The Texas Department of Public Safety moved a a step closer to getting funding for hundreds of additional troopers Thursday after the House Appropriations Committee tentatively approved a $105 million agency request.
The money would go toward training 300 new officers and support staff. About 250 of those troopers would be stationed on the border, and lawmakers said the goal is to have them in place by the end of the 2016-17 biennium. A final state budget must still be approved by both chambers.
Since last summer, the DPS has had an increased presence on the Texas-Mexico border in response to the surge of unaccompanied minors and family units, mainly from Central America, who breached the border. The Texas National Guard has also deployed soldiers to the border.
The funding request is a sliver of the DPS’s estimated $2.2 billion proposed baseline budget, but it was still met with some resistance from border lawmakers who questioned how and where the officers would be deployed.

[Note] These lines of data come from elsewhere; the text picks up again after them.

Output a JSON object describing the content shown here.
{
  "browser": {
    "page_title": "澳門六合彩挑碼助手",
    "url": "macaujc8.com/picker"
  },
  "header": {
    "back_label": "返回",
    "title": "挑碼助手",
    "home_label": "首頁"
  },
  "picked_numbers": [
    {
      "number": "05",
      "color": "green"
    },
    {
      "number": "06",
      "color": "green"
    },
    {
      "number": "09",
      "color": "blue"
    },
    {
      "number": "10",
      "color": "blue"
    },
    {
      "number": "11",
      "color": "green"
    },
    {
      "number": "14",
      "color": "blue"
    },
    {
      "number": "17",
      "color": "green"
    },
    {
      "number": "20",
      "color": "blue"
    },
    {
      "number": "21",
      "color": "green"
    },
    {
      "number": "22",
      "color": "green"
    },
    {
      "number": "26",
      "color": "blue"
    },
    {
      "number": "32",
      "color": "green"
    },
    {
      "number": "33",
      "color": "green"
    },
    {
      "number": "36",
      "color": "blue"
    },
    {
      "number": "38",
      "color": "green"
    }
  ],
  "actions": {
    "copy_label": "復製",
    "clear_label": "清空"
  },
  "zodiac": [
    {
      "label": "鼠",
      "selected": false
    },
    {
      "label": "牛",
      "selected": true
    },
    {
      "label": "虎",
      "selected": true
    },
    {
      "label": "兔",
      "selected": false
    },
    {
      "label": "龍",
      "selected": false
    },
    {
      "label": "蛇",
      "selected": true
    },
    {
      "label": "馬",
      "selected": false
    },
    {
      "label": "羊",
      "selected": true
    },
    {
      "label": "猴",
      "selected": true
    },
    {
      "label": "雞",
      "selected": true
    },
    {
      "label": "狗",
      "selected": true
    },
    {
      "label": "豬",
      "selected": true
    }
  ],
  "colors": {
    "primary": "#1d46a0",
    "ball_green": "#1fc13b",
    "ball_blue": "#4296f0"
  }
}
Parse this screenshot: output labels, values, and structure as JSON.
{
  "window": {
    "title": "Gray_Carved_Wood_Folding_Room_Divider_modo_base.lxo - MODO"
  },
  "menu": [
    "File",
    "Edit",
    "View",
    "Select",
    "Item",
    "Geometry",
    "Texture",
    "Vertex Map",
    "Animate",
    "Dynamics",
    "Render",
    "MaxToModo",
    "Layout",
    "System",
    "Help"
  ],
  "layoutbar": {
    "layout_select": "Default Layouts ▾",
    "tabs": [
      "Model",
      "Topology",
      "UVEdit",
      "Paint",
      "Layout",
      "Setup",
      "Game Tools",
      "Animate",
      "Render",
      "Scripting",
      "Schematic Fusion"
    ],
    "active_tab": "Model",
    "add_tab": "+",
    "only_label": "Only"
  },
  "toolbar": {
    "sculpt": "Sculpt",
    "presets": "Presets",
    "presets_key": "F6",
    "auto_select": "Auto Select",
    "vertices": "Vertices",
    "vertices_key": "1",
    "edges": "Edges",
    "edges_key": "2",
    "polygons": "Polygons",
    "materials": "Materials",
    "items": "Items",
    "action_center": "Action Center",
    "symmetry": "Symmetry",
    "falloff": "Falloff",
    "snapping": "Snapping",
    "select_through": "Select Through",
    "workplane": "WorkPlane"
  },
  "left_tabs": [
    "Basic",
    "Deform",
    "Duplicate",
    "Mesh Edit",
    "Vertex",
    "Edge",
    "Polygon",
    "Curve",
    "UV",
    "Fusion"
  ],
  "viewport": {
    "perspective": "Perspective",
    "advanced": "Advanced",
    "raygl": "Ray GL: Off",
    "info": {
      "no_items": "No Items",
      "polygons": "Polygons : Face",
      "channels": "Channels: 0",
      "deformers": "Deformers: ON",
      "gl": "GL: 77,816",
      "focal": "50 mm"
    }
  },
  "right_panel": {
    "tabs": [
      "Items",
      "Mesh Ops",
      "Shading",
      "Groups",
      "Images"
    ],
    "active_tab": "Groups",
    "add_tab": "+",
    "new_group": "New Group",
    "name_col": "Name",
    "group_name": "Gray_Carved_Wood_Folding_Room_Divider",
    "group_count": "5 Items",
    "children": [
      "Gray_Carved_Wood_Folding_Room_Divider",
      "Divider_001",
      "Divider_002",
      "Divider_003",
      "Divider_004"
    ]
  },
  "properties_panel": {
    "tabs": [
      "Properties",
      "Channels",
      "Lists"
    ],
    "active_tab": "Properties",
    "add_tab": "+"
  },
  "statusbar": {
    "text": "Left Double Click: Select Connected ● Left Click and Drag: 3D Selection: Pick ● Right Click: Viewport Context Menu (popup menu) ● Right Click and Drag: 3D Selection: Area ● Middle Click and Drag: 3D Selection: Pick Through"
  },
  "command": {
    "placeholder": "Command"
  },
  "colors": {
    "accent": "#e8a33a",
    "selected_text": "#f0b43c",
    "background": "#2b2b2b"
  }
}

“El Paso is very different from Brownsville and Hidalgo [County], and the needs are different,” state Rep. Marisa Márquez, D-El Paso, said. “Does that conversation happen at all, or does border security just get lumped into El Paso to Brownsville? Are we putting this issue under the same scrutiny that we put other agencies under when we’re talking about an increase in [full-time employees]?”
State Rep. John Otto, R-Dayton, the committee chairman, said that decision would ultimately be up to DPS. He added that the end goal is to withdraw the Texas National Guard, which has had hundreds of troops in the Rio Grande Valley since last summer.
Removing the troops is something most border lawmakers have been lobbying for as they have said soldiers on the border harms the area’s image and scares away businesses.
“The need has been expressed for 250 of them to be deployed along the border,” Otto said. “I certainly am not qualified to go tell DPS how they should be deployed.”
Otto reminded the budget-writing committee that lawmakers initially asked for 500 new troopers, which DPS officials said wouldn’t be possible in such a short timeframe. But border Democrats also wanted to know what mechanisms, if any, will be offered to measure the success of the surge. The concern stems from testimony last month by DPS Director Steve McCraw. He told the Senate Finance Committee that the surge is working but lacks efficiency because troopers have to be rotated in and out of the area, which costs money.
State Rep. Sylvester Turner, D-Houston, the Appropriations Committee vice chairman, said the budget request would include a rider that will seek to keep the agency accountable by reporting how the money is being spent on the border.
State Rep. Sergio Muñoz, D-Palmview, said the entire agency should be placed under scrutiny.
“In my opinion, law enforcement concerns are about issues all over the state,” he said. “My concern is, how are we measuring success? What are the metrics? We should address the inefficiencies before adding more manpower.”
Lawmakers also want more answers on how the deployment of hundreds of border cameras is working. McCraw testified last month that the department’s goal is to transition from “boots on the ground” to a combination of officers and technology. But state Rep. Helen Giddings, D-DeSoto, said the agency hasn’t provided enough guidance on that.
“There is a desire on my part to be fully supportive of what the head of the agency says we need to do there,” she said. “There is not enough information here for a full assessment of that.”
According to a timeline of the camera-installation project provided by the office of state Rep. Armando Walle, D-Houston, members of the Texas National Guard reported to the border on March 2 to begin installation of 500 cameras “to strategically pre-designated areas along the border.”